"[They] ensure that everything we do reflects well when compared with everything we've ever achieved.
"Our 50th anniversary provides an opportunity for every single McLaren employee to realize that he or she is an utterly crucial part of an organization with a history and a culture that really mean something.
"Call it McLaren's DNA... Call it McLaren's undiminished hunger to win in everything we do."
The team's slogan is: "We exist to win," and it is a mantra often repeated by current McLaren team principal Martin Whitmarsh, even when the team has struggled to compete with its rivals Red Bull, Ferrari and Mercedes.

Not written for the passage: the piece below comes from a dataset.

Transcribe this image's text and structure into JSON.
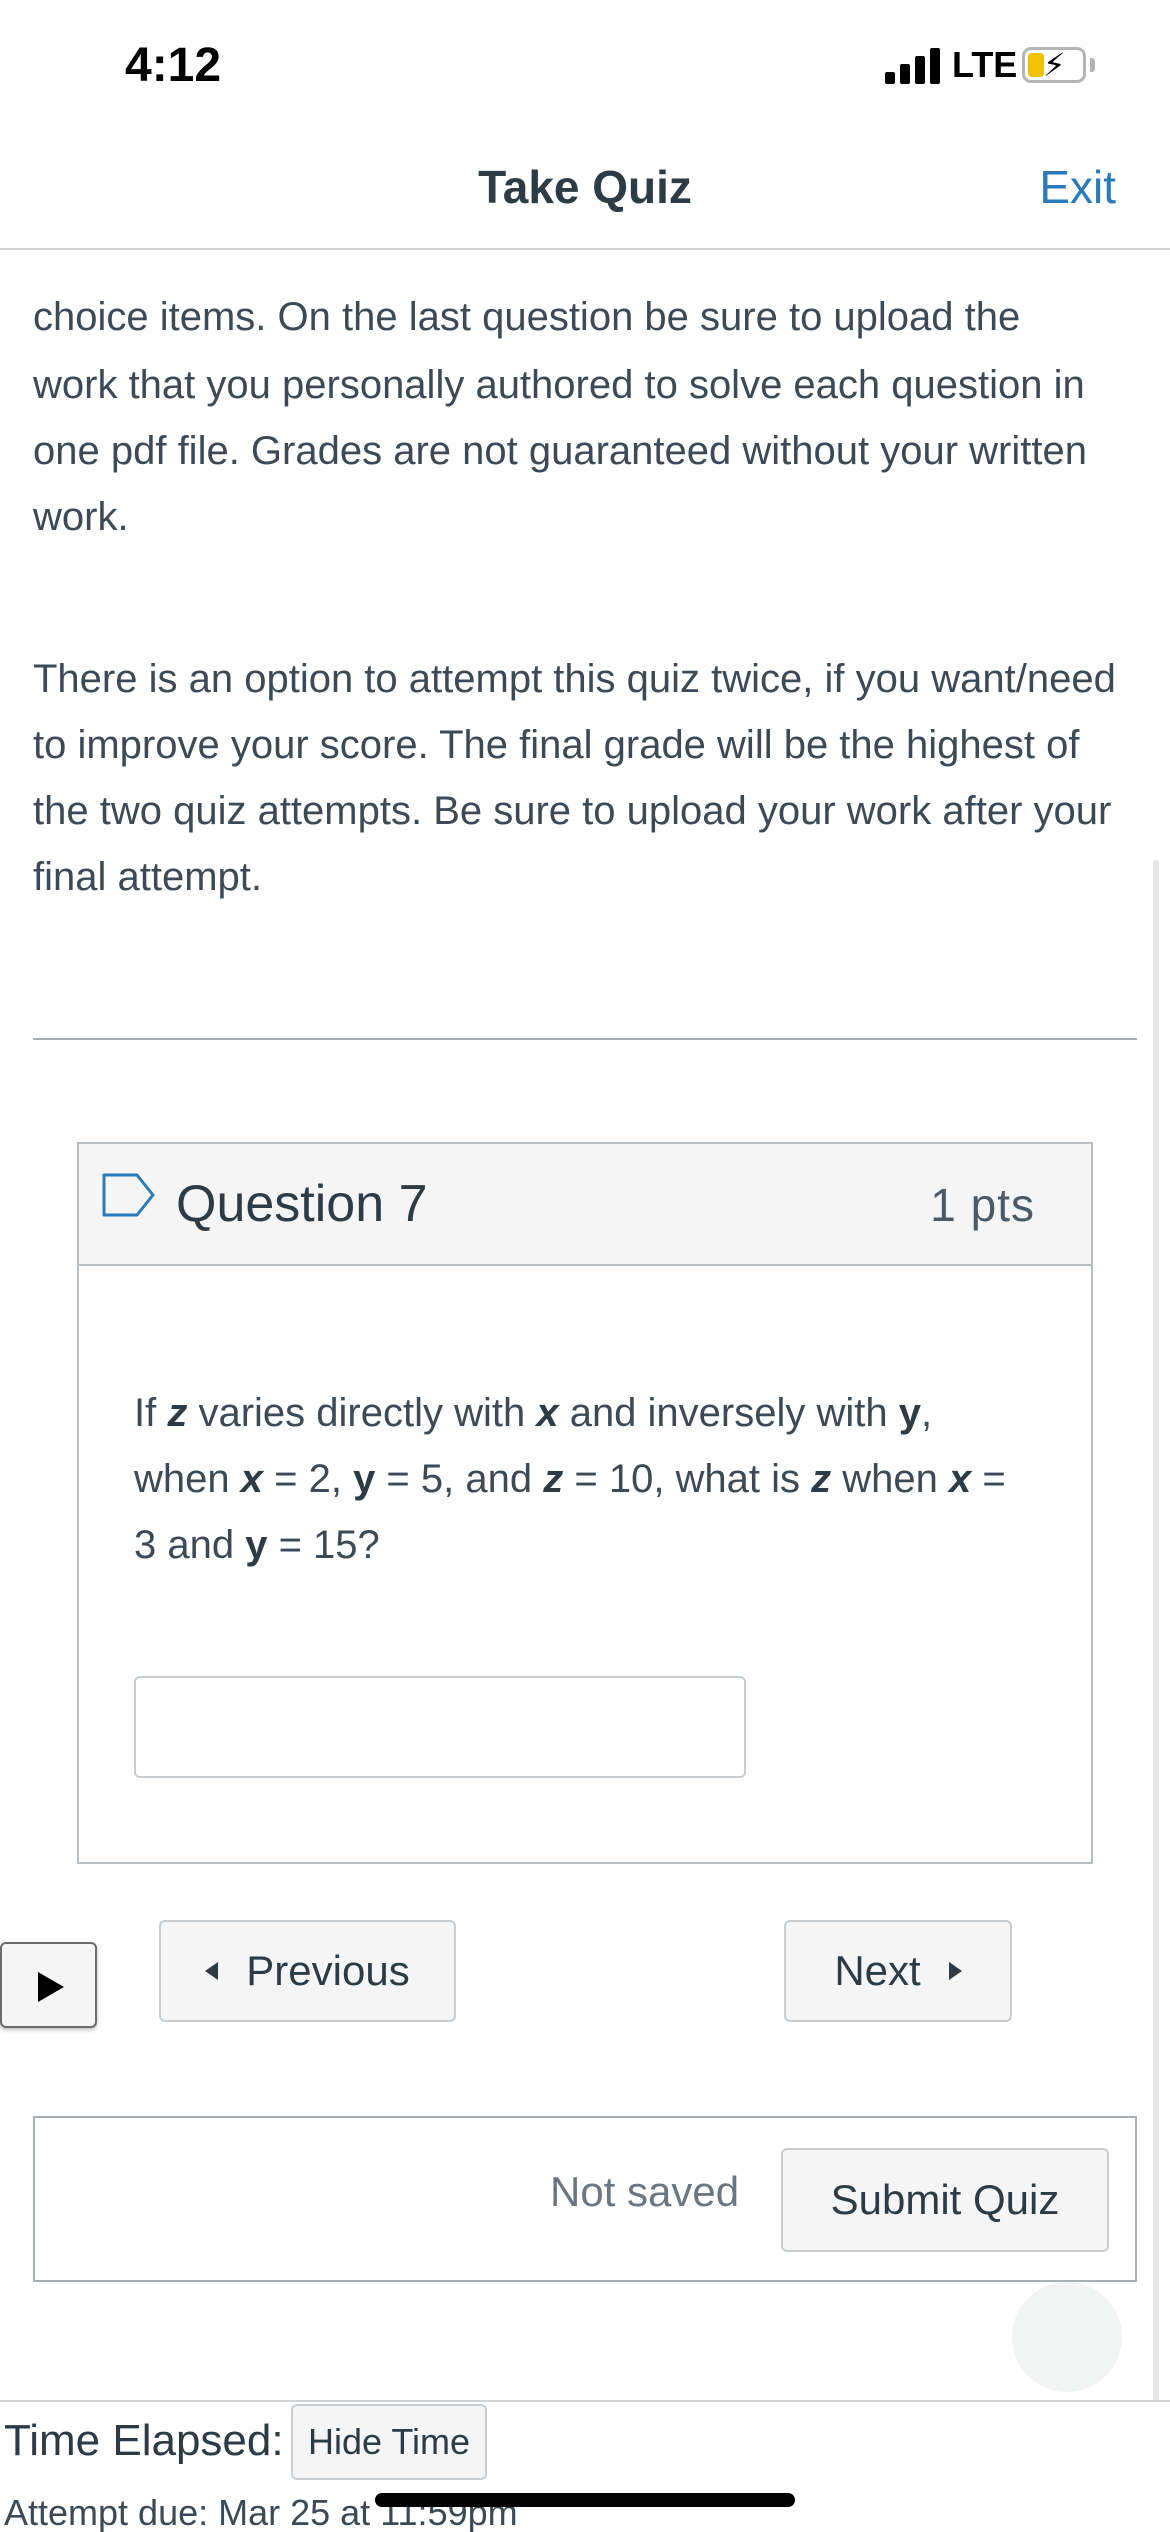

McLaren, who also plan to celebrate their anniversary at the upcoming Italian Grand Prix, do not have a car capable of winning races in 2013.

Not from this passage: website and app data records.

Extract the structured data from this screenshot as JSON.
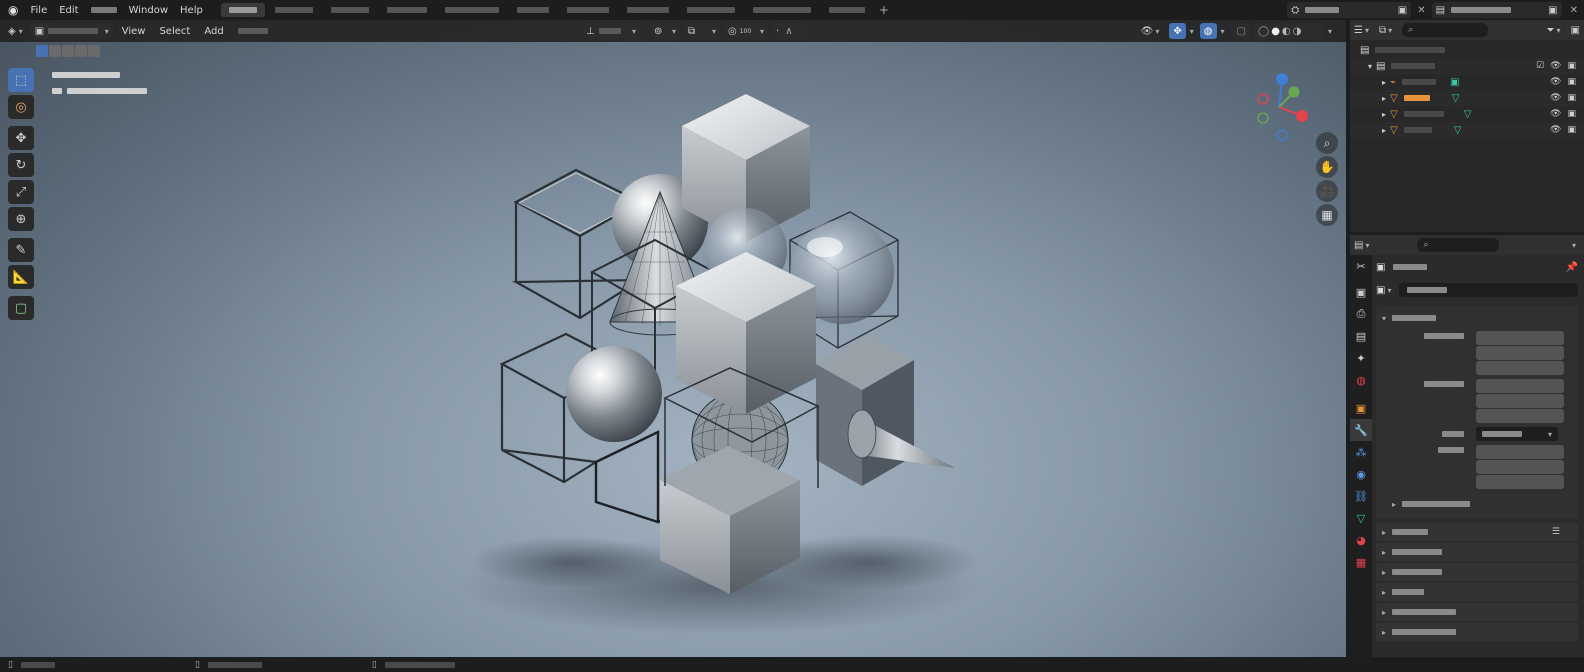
{
  "menu": {
    "file": "File",
    "edit": "Edit",
    "window": "Window",
    "help": "Help"
  },
  "viewport_menu": {
    "view": "View",
    "select": "Select",
    "add": "Add"
  },
  "proportional_size": "100",
  "icons": {
    "app": "blender-logo-icon",
    "select": "select-box-icon",
    "cursor": "cursor-icon",
    "move": "move-icon",
    "rotate": "rotate-icon",
    "scale": "scale-icon",
    "transform": "transform-icon",
    "annotate": "annotate-icon",
    "measure": "measure-icon",
    "add_cube": "add-cube-icon",
    "zoom": "zoom-icon",
    "pan": "hand-icon",
    "camera": "camera-icon",
    "grid": "grid-icon"
  },
  "colors": {
    "accent": "#4772b3",
    "selection": "#334d80",
    "axis_x": "#e5424b",
    "axis_y": "#6aa84f",
    "axis_z": "#3f7fd6",
    "mesh_icon": "#e8943a",
    "modifier_icon": "#37c7a6"
  },
  "outliner": {
    "rows": [
      {
        "indent": 0,
        "type": "scene",
        "selected": false
      },
      {
        "indent": 1,
        "type": "collection",
        "selected": false
      },
      {
        "indent": 2,
        "type": "camera",
        "selected": false
      },
      {
        "indent": 2,
        "type": "mesh",
        "selected": true
      },
      {
        "indent": 2,
        "type": "mesh",
        "selected": false
      },
      {
        "indent": 2,
        "type": "mesh",
        "selected": false
      }
    ]
  }
}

Appetite for winning
Drivers Jenson Button and Sergio Perez have also not been on the podium, representing a backwards step from the 2012 season when the team ended the season with the fastest car.
Button, however, remains confident the McLaren powerhouse will turn around their F1 fortunes, especially with a significant rule change on the horizon in 2014.
"I firmly believe this team will be great again," said Button, who has won eight races since joining McLaren in 2010.
"This is an organization you can never discount -- their appetite for winning is unlike anything I've ever seen and, rest assured, we will be back at the front soon."
While the team's founder may have been driven by his racing ambitions the company now does not rely on success in F1 alone.
Dennis, who merged his own race team with McLaren in 1981, has been an influential driving force behind the modern McLaren brand.
The company, which also has Bahraini and Saudi Arabian shareholders, not only competes in F1 but produces luxury sports cars while McLaren Applied Technologies has seen F1 technology cross over in medicine and the military. The team even create its own cartoons.
McLaren may be measuring 50 years since the fresh-faced Bruce McLaren decided to build his own cars and go racing -- but the team have followed their founder's mantra by marking their achievements in more than just numbers.